▶ [What you will do] A complete answer lists every line of the entries below where the string "Recording" appears.

[Records from a data source]
[Start of section]

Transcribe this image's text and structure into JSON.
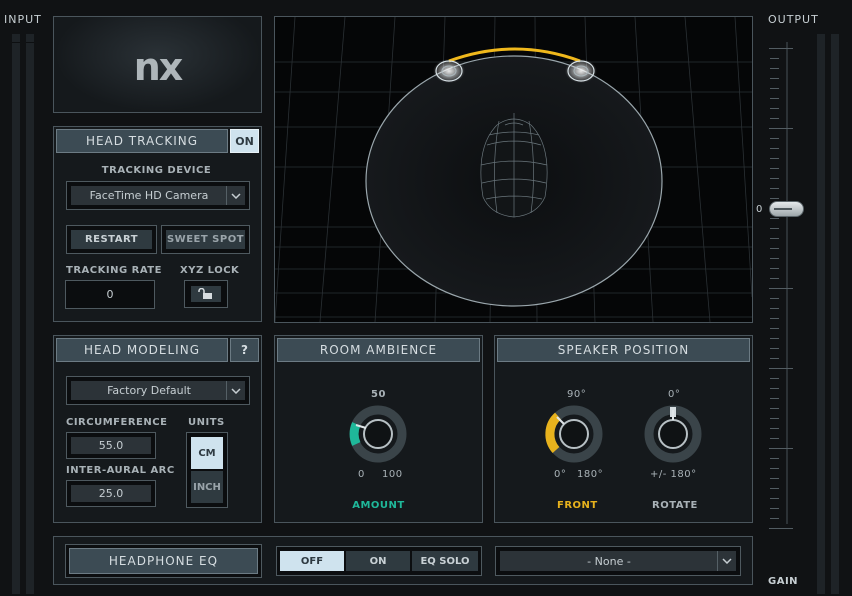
{
  "meters": {
    "input_label": "INPUT",
    "output_label": "OUTPUT",
    "gain_label": "GAIN",
    "gain_value": "0"
  },
  "logo": {
    "text": "nx"
  },
  "head_tracking": {
    "title": "HEAD TRACKING",
    "toggle": "ON",
    "device_label": "TRACKING DEVICE",
    "device_value": "FaceTime HD Camera",
    "restart": "RESTART",
    "sweet_spot": "SWEET SPOT",
    "rate_label": "TRACKING RATE",
    "rate_value": "0",
    "xyz_label": "XYZ LOCK"
  },
  "head_modeling": {
    "title": "HEAD MODELING",
    "help": "?",
    "preset": "Factory Default",
    "circumference_label": "CIRCUMFERENCE",
    "circumference_value": "55.0",
    "interaural_label": "INTER-AURAL ARC",
    "interaural_value": "25.0",
    "units_label": "UNITS",
    "unit_cm": "CM",
    "unit_inch": "INCH",
    "selected_unit": "CM"
  },
  "room_ambience": {
    "title": "ROOM AMBIENCE",
    "value": "50",
    "min": "0",
    "max": "100",
    "knob_label": "AMOUNT",
    "accent": "#1fb89a"
  },
  "speaker_position": {
    "title": "SPEAKER POSITION",
    "front_value": "90°",
    "front_min": "0°",
    "front_max": "180°",
    "front_label": "FRONT",
    "front_accent": "#e7b21d",
    "rotate_value": "0°",
    "rotate_range": "+/- 180°",
    "rotate_label": "ROTATE"
  },
  "headphone_eq": {
    "title": "HEADPHONE EQ",
    "modes": [
      "OFF",
      "ON",
      "EQ SOLO"
    ],
    "selected_mode": "OFF",
    "preset": "- None -"
  },
  "colors": {
    "background": "#101214",
    "panel_header": "#3c4b54",
    "highlight": "#d7e7f0"
  }
}
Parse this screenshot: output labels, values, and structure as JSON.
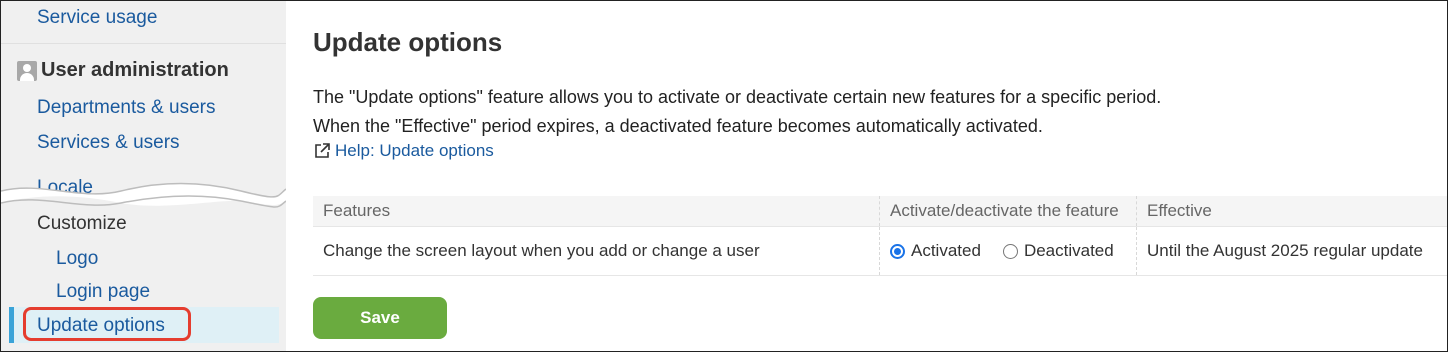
{
  "sidebar": {
    "service_usage": "Service usage",
    "user_admin": {
      "icon": "user-icon",
      "label": "User administration"
    },
    "departments_users": "Departments & users",
    "services_users": "Services & users",
    "locale": "Locale",
    "customize": "Customize",
    "logo": "Logo",
    "login_page": "Login page",
    "update_options": "Update options"
  },
  "main": {
    "title": "Update options",
    "description_line1": "The \"Update options\" feature allows you to activate or deactivate certain new features for a specific period.",
    "description_line2": "When the \"Effective\" period expires, a deactivated feature becomes automatically activated.",
    "help": {
      "icon": "external-link-icon",
      "label": "Help: Update options"
    },
    "table": {
      "headers": [
        "Features",
        "Activate/deactivate the feature",
        "Effective"
      ],
      "rows": [
        {
          "feature": "Change the screen layout when you add or change a user",
          "options": [
            "Activated",
            "Deactivated"
          ],
          "selected": "Activated",
          "effective": "Until the August 2025 regular update"
        }
      ]
    },
    "save_label": "Save"
  },
  "colors": {
    "link": "#1a5a9e",
    "save_button": "#6aab3f",
    "highlight_outline": "#e53d2f",
    "active_indicator": "#3aa3d8",
    "radio_selected": "#1a73e8"
  }
}
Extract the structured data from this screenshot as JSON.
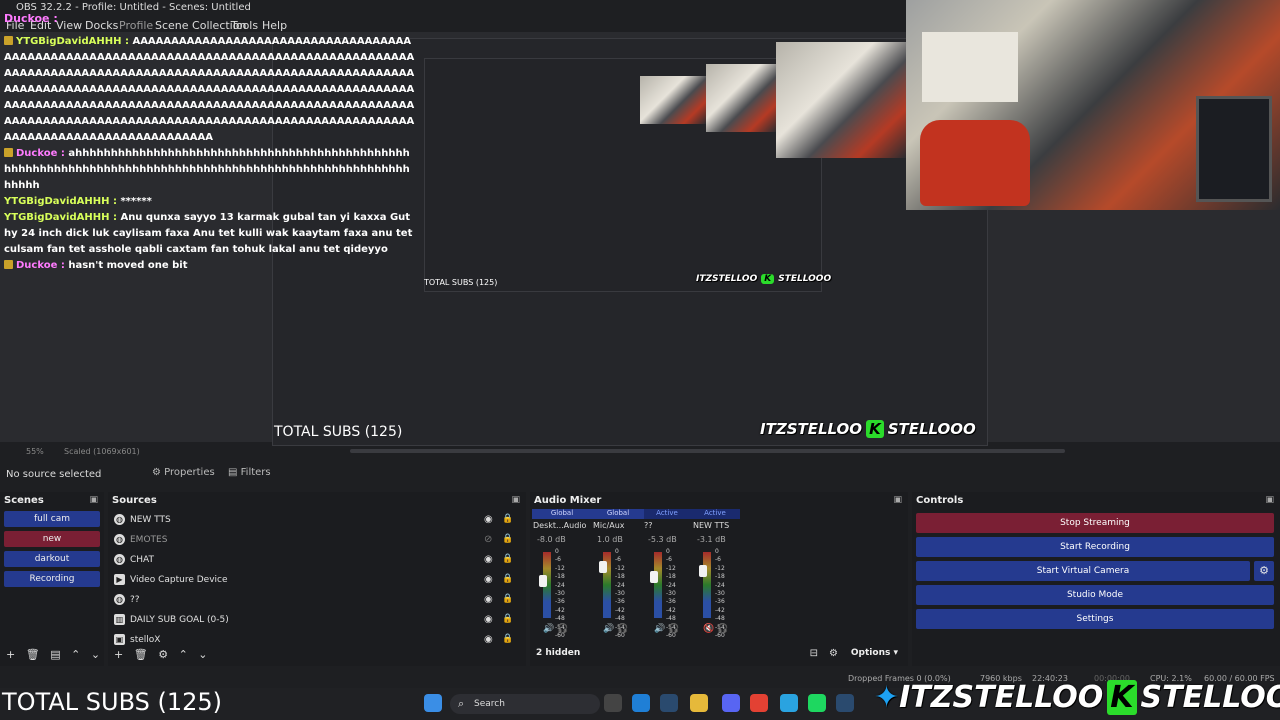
{
  "window": {
    "title": "OBS 32.2.2 - Profile: Untitled - Scenes: Untitled",
    "overlay_name": "Duckoe :"
  },
  "menu": [
    "File",
    "Edit",
    "View",
    "Docks",
    "Profile",
    "Scene Collection",
    "Tools",
    "Help"
  ],
  "chat": [
    {
      "user": "YTGBigDavidAHHH :",
      "text": "AAAAAAAAAAAAAAAAAAAAAAAAAAAAAAAAAAAAAAAAAAAAAAAAAAAAAAAAAAAAAAAAAAAAAAAAAAAAAAAAAAAAAAAAAAAAAAAAAAAAAAAAAAAAAAAAAAAAAAAAAAAAAAAAAAAAAAAAAAAAAAAAAAAAAAAAAAAAAAAAAAAAAAAAAAAAAAAAAAAAAAAAAAAAAAAAAAAAAAAAAAAAAAAAAAAAAAAAAAAAAAAAAAAAAAAAAAAAAAAAAAAAAAAAAAAAAAAAAAAAAAAAAAAAAAAAAAAAAAAAAAAAAAAAAAAAAAAAAAAAAAAAAAAAAAAAAAAAAAAAAAAAAAAA",
      "color": "y"
    },
    {
      "user": "Duckoe :",
      "text": "ahhhhhhhhhhhhhhhhhhhhhhhhhhhhhhhhhhhhhhhhhhhhhhhhhhhhhhhhhhhhhhhhhhhhhhhhhhhhhhhhhhhhhhhhhhhhhhhhhhhhhhhhhhhhh",
      "color": "d"
    },
    {
      "user": "YTGBigDavidAHHH :",
      "text": "******",
      "color": "y"
    },
    {
      "user": "YTGBigDavidAHHH :",
      "text": "Anu qunxa sayyo 13 karmak gubal tan yi kaxxa Guthy 24 inch dick luk caylisam faxa Anu tet kulli wak kaaytam faxa anu tet culsam fan tet asshole qabli caxtam fan tohuk lakal anu tet qideyyo",
      "color": "y"
    },
    {
      "user": "Duckoe :",
      "text": "hasn't moved one bit",
      "color": "d"
    }
  ],
  "preview": {
    "zoom": "55%",
    "scaled": "Scaled (1069x601)",
    "subs_label": "TOTAL SUBS (125)",
    "brand_left": "ITZSTELLOO",
    "brand_k": "K",
    "brand_right": "STELLOOO"
  },
  "source_bar": {
    "label": "No source selected",
    "properties": "Properties",
    "filters": "Filters"
  },
  "docks": {
    "scenes_title": "Scenes",
    "sources_title": "Sources",
    "mixer_title": "Audio Mixer",
    "controls_title": "Controls"
  },
  "scenes": [
    {
      "name": "full cam",
      "selected": false
    },
    {
      "name": "new",
      "selected": true
    },
    {
      "name": "darkout",
      "selected": false
    },
    {
      "name": "Recording",
      "selected": false
    }
  ],
  "sources": [
    {
      "name": "NEW TTS",
      "icon": "globe-icon",
      "visible": true
    },
    {
      "name": "EMOTES",
      "icon": "globe-icon",
      "visible": false
    },
    {
      "name": "CHAT",
      "icon": "globe-icon",
      "visible": true
    },
    {
      "name": "Video Capture Device",
      "icon": "camera-icon",
      "visible": true
    },
    {
      "name": "??",
      "icon": "globe-icon",
      "visible": true
    },
    {
      "name": "DAILY SUB GOAL (0-5)",
      "icon": "chart-icon",
      "visible": true
    },
    {
      "name": "stelloX",
      "icon": "image-icon",
      "visible": true
    }
  ],
  "mixer": {
    "tabs": [
      {
        "label": "Global",
        "active": false
      },
      {
        "label": "Global",
        "active": false
      },
      {
        "label": "Active",
        "active": true
      },
      {
        "label": "Active",
        "active": true
      }
    ],
    "channels": [
      {
        "name": "Deskt...Audio",
        "db": "-8.0 dB",
        "fader": 0.62
      },
      {
        "name": "Mic/Aux",
        "db": "1.0 dB",
        "fader": 0.85
      },
      {
        "name": "??",
        "db": "-5.3 dB",
        "fader": 0.68
      },
      {
        "name": "NEW TTS",
        "db": "-3.1 dB",
        "fader": 0.78
      }
    ],
    "scale": [
      "0",
      "-6",
      "-12",
      "-18",
      "-24",
      "-30",
      "-36",
      "-42",
      "-48",
      "-54",
      "-60"
    ],
    "hidden": "2 hidden",
    "options": "Options"
  },
  "controls": [
    {
      "label": "Stop Streaming",
      "stop": true
    },
    {
      "label": "Start Recording",
      "stop": false
    },
    {
      "label": "Start Virtual Camera",
      "stop": false
    },
    {
      "label": "Studio Mode",
      "stop": false
    },
    {
      "label": "Settings",
      "stop": false
    }
  ],
  "status": {
    "dropped": "Dropped Frames 0 (0.0%)",
    "bitrate": "7960 kbps",
    "stream_time": "22:40:23",
    "rec_time": "00:00:00",
    "cpu": "CPU: 2.1%",
    "fps": "60.00 / 60.00 FPS"
  },
  "taskbar": {
    "search": "Search"
  },
  "colors": {
    "accent": "#253a8f",
    "stop": "#7a1f34",
    "bg": "#1e1f22"
  }
}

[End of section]

▶ [Response area]
      "name": "Recording",
      "label": "Start Recording",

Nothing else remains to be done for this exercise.